First editing of human embryos carried out in United States

CRISPR — a gene editing tool — allows scientists to remove or insert sequences into the genes of any living thing.

U.S. scientists have for the first time altered the genes of human embryos — a controversial step toward someday helping babies avoid inherited diseases.

Researchers at Oregon Health and Science University (OHSU) in Portland believe they have broken new ground both in the number of embryos experimented upon and by demonstrating it is possible to safely and efficiently correct defective genes that cause inherited diseases, according to MIT Technology Review, which first reported the newsWednesday.

It is thought to be the first such work in the U.S.; scientists in China have published similar studies with mixed results.

  • Harvard, MIT research team keeps gene-editing patent rights
  • Scientists using CRISPR discover hundreds of unintended mutations

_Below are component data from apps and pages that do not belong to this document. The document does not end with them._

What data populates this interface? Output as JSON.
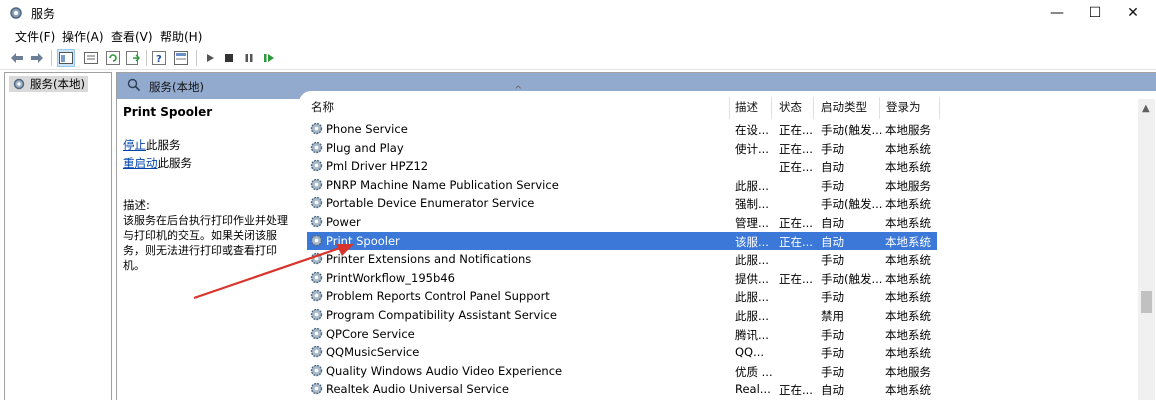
{
  "window": {
    "title": "服务"
  },
  "menu": [
    "文件(F)",
    "操作(A)",
    "查看(V)",
    "帮助(H)"
  ],
  "tree": {
    "root_label": "服务(本地)"
  },
  "panel": {
    "header": "服务(本地)"
  },
  "description": {
    "title": "Print Spooler",
    "stop_link": "停止",
    "stop_suffix": "此服务",
    "restart_link": "重启动",
    "restart_suffix": "此服务",
    "desc_label": "描述:",
    "desc_text": "该服务在后台执行打印作业并处理与打印机的交互。如果关闭该服务，则无法进行打印或查看打印机。"
  },
  "columns": [
    "名称",
    "描述",
    "状态",
    "启动类型",
    "登录为"
  ],
  "rows": [
    {
      "name": "Phone Service",
      "desc": "在设...",
      "status": "正在...",
      "startup": "手动(触发...",
      "logon": "本地服务"
    },
    {
      "name": "Plug and Play",
      "desc": "使计...",
      "status": "正在...",
      "startup": "手动",
      "logon": "本地系统"
    },
    {
      "name": "Pml Driver HPZ12",
      "desc": "",
      "status": "正在...",
      "startup": "自动",
      "logon": "本地系统"
    },
    {
      "name": "PNRP Machine Name Publication Service",
      "desc": "此服...",
      "status": "",
      "startup": "手动",
      "logon": "本地服务"
    },
    {
      "name": "Portable Device Enumerator Service",
      "desc": "强制...",
      "status": "",
      "startup": "手动(触发...",
      "logon": "本地系统"
    },
    {
      "name": "Power",
      "desc": "管理...",
      "status": "正在...",
      "startup": "自动",
      "logon": "本地系统"
    },
    {
      "name": "Print Spooler",
      "desc": "该服...",
      "status": "正在...",
      "startup": "自动",
      "logon": "本地系统",
      "selected": true
    },
    {
      "name": "Printer Extensions and Notifications",
      "desc": "此服...",
      "status": "",
      "startup": "手动",
      "logon": "本地系统"
    },
    {
      "name": "PrintWorkflow_195b46",
      "desc": "提供...",
      "status": "正在...",
      "startup": "手动(触发...",
      "logon": "本地系统"
    },
    {
      "name": "Problem Reports Control Panel Support",
      "desc": "此服...",
      "status": "",
      "startup": "手动",
      "logon": "本地系统"
    },
    {
      "name": "Program Compatibility Assistant Service",
      "desc": "此服...",
      "status": "",
      "startup": "禁用",
      "logon": "本地系统"
    },
    {
      "name": "QPCore Service",
      "desc": "腾讯...",
      "status": "",
      "startup": "手动",
      "logon": "本地系统"
    },
    {
      "name": "QQMusicService",
      "desc": "QQ...",
      "status": "",
      "startup": "手动",
      "logon": "本地系统"
    },
    {
      "name": "Quality Windows Audio Video Experience",
      "desc": "优质 ...",
      "status": "",
      "startup": "手动",
      "logon": "本地服务"
    },
    {
      "name": "Realtek Audio Universal Service",
      "desc": "Real...",
      "status": "正在...",
      "startup": "自动",
      "logon": "本地系统"
    }
  ],
  "colors": {
    "header_bar": "#93aacf",
    "selection": "#3c78d8",
    "annotation_arrow": "#d9342b"
  }
}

None of the embryos were allowed to develop for more than a few days, and they were never intended for implant into a womb, according to the report.

Results of the peer-reviewed study are expected to be published soon in a scientific journal, according to OHSU spokesperson Eric Robinson.

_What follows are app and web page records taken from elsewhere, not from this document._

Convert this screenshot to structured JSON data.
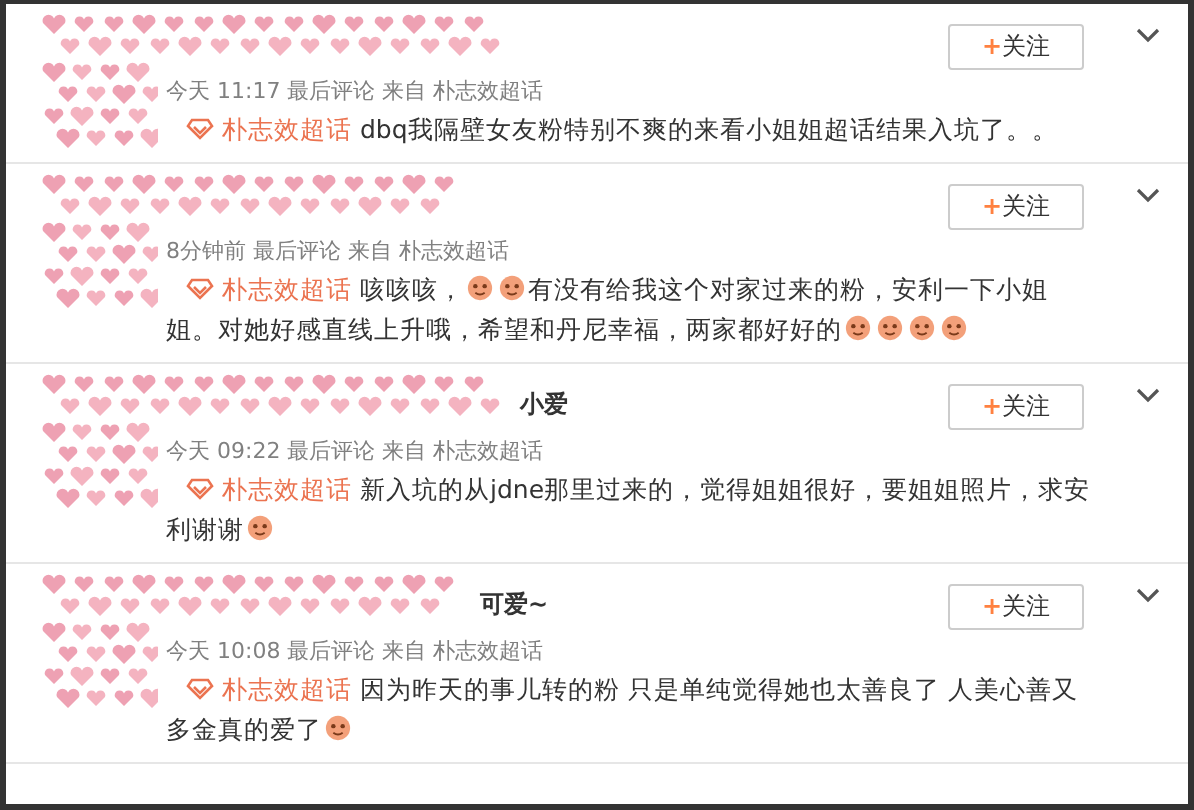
{
  "comments": [
    {
      "meta": "今天 11:17 最后评论 来自 朴志效超话",
      "follow": "关注",
      "follow_plus": "+",
      "topic": "朴志效超话",
      "lines": [
        [
          {
            "kind": "text",
            "text": "dbq我隔壁女友粉特别不爽的来看小姐姐超话结果入坑了。。"
          }
        ]
      ]
    },
    {
      "meta": "8分钟前 最后评论 来自 朴志效超话",
      "follow": "关注",
      "follow_plus": "+",
      "topic": "朴志效超话",
      "lines": [
        [
          {
            "kind": "text",
            "text": "咳咳咳，"
          },
          {
            "kind": "emoji"
          },
          {
            "kind": "emoji"
          },
          {
            "kind": "text",
            "text": "有没有给我这个对家过来的粉，安利一下小姐"
          }
        ],
        [
          {
            "kind": "text",
            "text": "姐。对她好感直线上升哦，希望和丹尼幸福，两家都好好的"
          },
          {
            "kind": "emoji"
          },
          {
            "kind": "emoji"
          },
          {
            "kind": "emoji"
          },
          {
            "kind": "emoji"
          }
        ]
      ]
    },
    {
      "name": "小爱",
      "meta": "今天 09:22 最后评论 来自 朴志效超话",
      "follow": "关注",
      "follow_plus": "+",
      "topic": "朴志效超话",
      "lines": [
        [
          {
            "kind": "text",
            "text": "新入坑的从jdne那里过来的，觉得姐姐很好，要姐姐照片，求安"
          }
        ],
        [
          {
            "kind": "text",
            "text": "利谢谢"
          },
          {
            "kind": "emoji"
          }
        ]
      ]
    },
    {
      "name": "可爱~",
      "meta": "今天 10:08 最后评论 来自 朴志效超话",
      "follow": "关注",
      "follow_plus": "+",
      "topic": "朴志效超话",
      "lines": [
        [
          {
            "kind": "text",
            "text": "因为昨天的事儿转的粉 只是单纯觉得她也太善良了  人美心善又"
          }
        ],
        [
          {
            "kind": "text",
            "text": "多金真的爱了"
          },
          {
            "kind": "emoji"
          }
        ]
      ]
    }
  ]
}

The research, led by Shoukhrat Mitalipov, head of OHSU’s Center for Embryonic Cell and Gene Therapy, involves a technology known as CRISPR that has opened up new frontiers in genetic medicine because of its ability to modify genes quickly and efficiently.

CRISPR works as a type of molecular scissors that can selectively trim away unwanted parts of the genome and replace them with new stretches of DNA.

With gene editing, the changes are permanent and would be passed down to any offspring.

  • Scientists soften position on DNA editing of human eggs, sperm, embryos
  • Scientists in race to test CRISPR gene-editing technique on cancer

The approach holds great potential to avoid many genetic diseases but has raised fears of “designer babies” if done for less lofty reasons, such as producing desirable traits, leading some countries to sign a convention prohibiting the practice.

In December 2015, scientists and ethicists at an international meeting held at the National Academy of Sciences (NAS) in Washington said it would be “irresponsible” to use gene editing technology in human embryos for therapeutic purposes, such as to correct genetic diseases, until safety and efficacy issues are resolved.

But earlier this year, NAS and the National Academy of Medicine said scientific advances make gene editing in human reproductive cells “a realistic possibility that deserves serious consideration.”